The suggestion to project to human cancer risk using background risk relies on the observation of an approximately equal excess relative risk coefficient between tumour sites seen among A-bomb survivors (Pierce et al., 1996; UNSCEAR, 2000). Furthermore, evaluations of carcinogenicity test data for ionizing radiation suggest a common re-lative risk coefficient which is approximately the same in responding sites in several strains of mice (Storer et al., 1988) and is approximately the same for mice, dogs and humans (Granath et al., 1999). The background risk for cancer is assumed to depend on background mutations interacting with “background promotion” (conditions that stimulate growth and clonal expansion). Background mutations could be inherited and/or caused by mutagenic factors from endogenous and exogenous sources, and could also originate from spontaneous DNA replication errors, referred to as “random mutations” by Tomasetti and co-workers (Tomasetti et al., 2017; Tomasetti and Vogelstein, 2015). In the relative risk model, the background cancer incidence is assumed to give a rough estimate of background conditions interacting with the exogenous genotoxic factor, like glycidol in the present study, to de-velop cancer (cf. Granath et al., 1999).
As the strains of mice and rats, which are commonly used in car-cinogenicity studies, have been developed to be sensitive for tumor development, the background incidence for certain types of tumors are high in these strains (e.g. in the liver). Using an additive risk model can result in overestimations in the species-extrapolation of a risk coeffi-cient to humans, in general for populations with lower background incidence than the test species. This was observed by Kuo et al. (2002) who compared cancer risk predictions by either an additive risk model or a relative risk model (without consideration of internal doses) for about 100 tumor types in mice and rats. In general, extrapolating risks Food and Chemical Toxicology 128 (2019) 54–60
from species with high background rates to species with low back-ground rates using the additive risk model resulted in overpredictions, whereas the relative risk model matched the observed tumor incidence better (Kuo et al., 2002). This supports that a relative risk model is preferable because it considers the background incidence of the studied species, which the model is further improved if internal doses are considered.

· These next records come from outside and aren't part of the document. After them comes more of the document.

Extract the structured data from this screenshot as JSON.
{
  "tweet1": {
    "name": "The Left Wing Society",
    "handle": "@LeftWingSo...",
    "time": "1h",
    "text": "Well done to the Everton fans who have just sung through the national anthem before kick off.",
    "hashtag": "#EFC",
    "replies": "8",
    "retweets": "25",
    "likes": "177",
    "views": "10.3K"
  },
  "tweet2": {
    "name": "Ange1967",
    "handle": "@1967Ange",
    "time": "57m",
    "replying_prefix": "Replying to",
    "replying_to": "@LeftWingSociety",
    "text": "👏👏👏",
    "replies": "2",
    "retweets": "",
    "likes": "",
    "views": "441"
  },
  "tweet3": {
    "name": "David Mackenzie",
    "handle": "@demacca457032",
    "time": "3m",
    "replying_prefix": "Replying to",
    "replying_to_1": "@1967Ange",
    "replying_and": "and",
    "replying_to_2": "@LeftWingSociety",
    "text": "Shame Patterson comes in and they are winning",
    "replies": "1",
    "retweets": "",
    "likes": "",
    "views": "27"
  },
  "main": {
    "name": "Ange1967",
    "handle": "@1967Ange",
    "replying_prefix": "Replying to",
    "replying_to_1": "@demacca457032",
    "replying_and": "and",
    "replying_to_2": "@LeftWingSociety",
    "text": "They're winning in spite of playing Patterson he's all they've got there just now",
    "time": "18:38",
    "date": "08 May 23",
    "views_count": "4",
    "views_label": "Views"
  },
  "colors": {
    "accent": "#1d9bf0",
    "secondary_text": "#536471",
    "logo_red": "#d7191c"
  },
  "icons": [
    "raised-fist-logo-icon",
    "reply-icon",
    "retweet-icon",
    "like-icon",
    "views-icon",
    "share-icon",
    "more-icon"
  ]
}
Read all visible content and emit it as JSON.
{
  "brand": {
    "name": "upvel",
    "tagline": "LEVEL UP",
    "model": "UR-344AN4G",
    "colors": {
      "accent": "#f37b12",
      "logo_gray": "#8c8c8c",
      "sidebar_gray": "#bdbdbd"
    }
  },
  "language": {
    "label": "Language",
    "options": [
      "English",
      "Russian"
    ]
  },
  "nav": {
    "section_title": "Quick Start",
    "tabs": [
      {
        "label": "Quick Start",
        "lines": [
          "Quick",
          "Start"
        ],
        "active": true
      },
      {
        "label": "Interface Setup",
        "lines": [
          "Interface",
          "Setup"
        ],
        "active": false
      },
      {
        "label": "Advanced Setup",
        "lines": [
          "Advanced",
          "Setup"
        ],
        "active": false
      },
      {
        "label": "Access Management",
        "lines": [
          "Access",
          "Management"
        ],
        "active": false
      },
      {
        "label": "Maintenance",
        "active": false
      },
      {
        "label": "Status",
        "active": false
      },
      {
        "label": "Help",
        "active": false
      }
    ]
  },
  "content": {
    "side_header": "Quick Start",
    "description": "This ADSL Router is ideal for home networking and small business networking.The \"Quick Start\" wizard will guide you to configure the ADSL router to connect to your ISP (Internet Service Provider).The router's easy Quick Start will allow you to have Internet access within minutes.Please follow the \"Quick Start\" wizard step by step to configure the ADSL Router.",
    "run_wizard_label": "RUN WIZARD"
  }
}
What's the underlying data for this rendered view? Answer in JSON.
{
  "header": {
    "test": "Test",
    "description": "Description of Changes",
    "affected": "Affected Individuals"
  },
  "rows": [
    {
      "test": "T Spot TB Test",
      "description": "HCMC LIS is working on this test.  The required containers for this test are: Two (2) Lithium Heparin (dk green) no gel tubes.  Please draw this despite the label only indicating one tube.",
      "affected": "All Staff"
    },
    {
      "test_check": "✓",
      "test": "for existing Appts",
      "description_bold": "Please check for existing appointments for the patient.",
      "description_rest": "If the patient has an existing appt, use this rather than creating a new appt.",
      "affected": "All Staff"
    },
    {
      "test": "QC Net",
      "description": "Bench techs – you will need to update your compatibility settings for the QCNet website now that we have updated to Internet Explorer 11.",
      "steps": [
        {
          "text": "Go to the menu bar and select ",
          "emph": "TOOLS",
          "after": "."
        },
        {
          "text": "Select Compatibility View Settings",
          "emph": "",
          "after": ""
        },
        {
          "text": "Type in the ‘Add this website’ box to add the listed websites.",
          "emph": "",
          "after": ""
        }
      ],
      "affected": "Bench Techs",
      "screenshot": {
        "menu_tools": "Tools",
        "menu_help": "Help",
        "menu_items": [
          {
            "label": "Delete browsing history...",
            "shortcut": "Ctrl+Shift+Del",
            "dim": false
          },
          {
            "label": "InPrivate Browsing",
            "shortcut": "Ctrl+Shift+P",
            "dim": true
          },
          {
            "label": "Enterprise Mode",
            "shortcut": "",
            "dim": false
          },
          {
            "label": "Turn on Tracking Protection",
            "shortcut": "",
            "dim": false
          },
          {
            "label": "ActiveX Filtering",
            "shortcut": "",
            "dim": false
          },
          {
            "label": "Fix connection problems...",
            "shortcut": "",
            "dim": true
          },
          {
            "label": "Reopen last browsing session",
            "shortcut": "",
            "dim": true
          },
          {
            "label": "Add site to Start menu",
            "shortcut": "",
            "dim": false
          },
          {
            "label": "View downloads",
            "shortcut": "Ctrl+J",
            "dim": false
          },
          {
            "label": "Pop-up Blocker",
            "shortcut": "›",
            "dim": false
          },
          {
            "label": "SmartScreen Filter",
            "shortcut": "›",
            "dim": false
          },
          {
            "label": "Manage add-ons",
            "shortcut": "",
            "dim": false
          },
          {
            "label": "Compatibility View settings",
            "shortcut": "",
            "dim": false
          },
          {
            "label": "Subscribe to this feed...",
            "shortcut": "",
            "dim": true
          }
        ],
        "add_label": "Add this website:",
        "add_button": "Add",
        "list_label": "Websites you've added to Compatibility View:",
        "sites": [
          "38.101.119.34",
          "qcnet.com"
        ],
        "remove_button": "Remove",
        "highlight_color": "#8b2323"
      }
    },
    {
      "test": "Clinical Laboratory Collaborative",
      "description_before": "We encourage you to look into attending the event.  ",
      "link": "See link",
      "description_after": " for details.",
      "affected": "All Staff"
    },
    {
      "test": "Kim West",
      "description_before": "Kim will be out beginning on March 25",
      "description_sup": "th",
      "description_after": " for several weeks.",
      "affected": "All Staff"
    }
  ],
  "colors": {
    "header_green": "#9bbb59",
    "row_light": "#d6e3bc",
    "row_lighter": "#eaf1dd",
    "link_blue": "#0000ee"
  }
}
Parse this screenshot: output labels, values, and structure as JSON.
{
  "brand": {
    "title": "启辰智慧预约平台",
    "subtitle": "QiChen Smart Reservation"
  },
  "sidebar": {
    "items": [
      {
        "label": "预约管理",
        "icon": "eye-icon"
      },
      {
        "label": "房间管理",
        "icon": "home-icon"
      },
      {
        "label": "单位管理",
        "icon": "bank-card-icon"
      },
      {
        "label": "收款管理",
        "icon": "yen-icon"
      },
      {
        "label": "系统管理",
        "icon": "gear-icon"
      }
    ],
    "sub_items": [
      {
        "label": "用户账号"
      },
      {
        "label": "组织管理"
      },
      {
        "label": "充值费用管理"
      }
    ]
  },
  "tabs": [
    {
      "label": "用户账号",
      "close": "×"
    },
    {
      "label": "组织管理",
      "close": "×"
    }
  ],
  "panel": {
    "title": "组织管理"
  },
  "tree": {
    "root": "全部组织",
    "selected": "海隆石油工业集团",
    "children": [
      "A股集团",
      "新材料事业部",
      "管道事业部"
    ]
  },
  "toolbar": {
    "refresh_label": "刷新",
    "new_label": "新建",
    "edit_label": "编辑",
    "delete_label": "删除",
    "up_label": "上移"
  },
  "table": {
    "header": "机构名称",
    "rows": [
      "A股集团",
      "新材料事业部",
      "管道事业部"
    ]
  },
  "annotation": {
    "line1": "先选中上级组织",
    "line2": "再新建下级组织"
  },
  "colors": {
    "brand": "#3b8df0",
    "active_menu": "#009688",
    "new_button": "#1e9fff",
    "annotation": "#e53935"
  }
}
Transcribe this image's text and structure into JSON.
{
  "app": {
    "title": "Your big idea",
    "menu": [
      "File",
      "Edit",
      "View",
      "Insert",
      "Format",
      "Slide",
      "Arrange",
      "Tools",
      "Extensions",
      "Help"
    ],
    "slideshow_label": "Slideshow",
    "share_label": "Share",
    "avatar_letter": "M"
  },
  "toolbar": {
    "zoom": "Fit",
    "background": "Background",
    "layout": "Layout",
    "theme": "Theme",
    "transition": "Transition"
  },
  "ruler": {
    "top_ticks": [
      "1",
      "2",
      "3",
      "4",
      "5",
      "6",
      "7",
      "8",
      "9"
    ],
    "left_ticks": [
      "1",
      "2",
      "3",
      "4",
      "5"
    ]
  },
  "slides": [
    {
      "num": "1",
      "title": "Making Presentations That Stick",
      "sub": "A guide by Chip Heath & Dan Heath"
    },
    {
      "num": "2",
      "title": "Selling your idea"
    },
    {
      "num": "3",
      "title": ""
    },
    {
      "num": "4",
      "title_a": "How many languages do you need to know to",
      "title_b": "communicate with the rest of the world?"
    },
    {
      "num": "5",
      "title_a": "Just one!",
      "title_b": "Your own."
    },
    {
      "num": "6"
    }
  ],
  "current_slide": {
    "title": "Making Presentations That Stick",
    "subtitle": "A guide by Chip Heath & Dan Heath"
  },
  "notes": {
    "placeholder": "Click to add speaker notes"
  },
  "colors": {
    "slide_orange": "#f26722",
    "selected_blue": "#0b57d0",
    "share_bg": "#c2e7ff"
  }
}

Background tumor incidence of different cancer types vary between human populations, likely related to lifestyle. Another support for the relative cancer risk models is a study by Korobitsyn (2011). He devel-oped a relative (multiplicative) cancer risk model for cross-population extrapolations, considering population specific health and demographic parameters in the studied Russian population. Compared to an additive risk model, the relative risk model enabled calculations of risks for cancer development at different ages for males and females in different subpopulations. This approach is similar as for cancer risk projection of ionizing radiation using a relative risk model, where population specific background cancer rates and dose rates at different ages are considered in the calculations of the lifetime attributable risk (LAR) from the excess relative risk coefficient (ERR) for ionizing radiation. This is required to adjust for the high exposure doses of ionizing radiation underlying the ERR, obtained from survivors of the Hiroshima/Nagasaki A-bombings (ICRP, 2007; BEIR, 2006).
The experience from ionizing radiation should be further explored for improvement of species-extrapolation to humans of risk estimates for chemicals, as e.g. have been discussed by the U.S. EPA for age-de-pendent susceptibility (U.S. EPA, 2005b; Barton et al., 2005). Appli-cation of a relative risk model to chemical genotoxic carcinogens would give possibilities to further refine the transfer of the cancer risk coef-ficient to different human populations.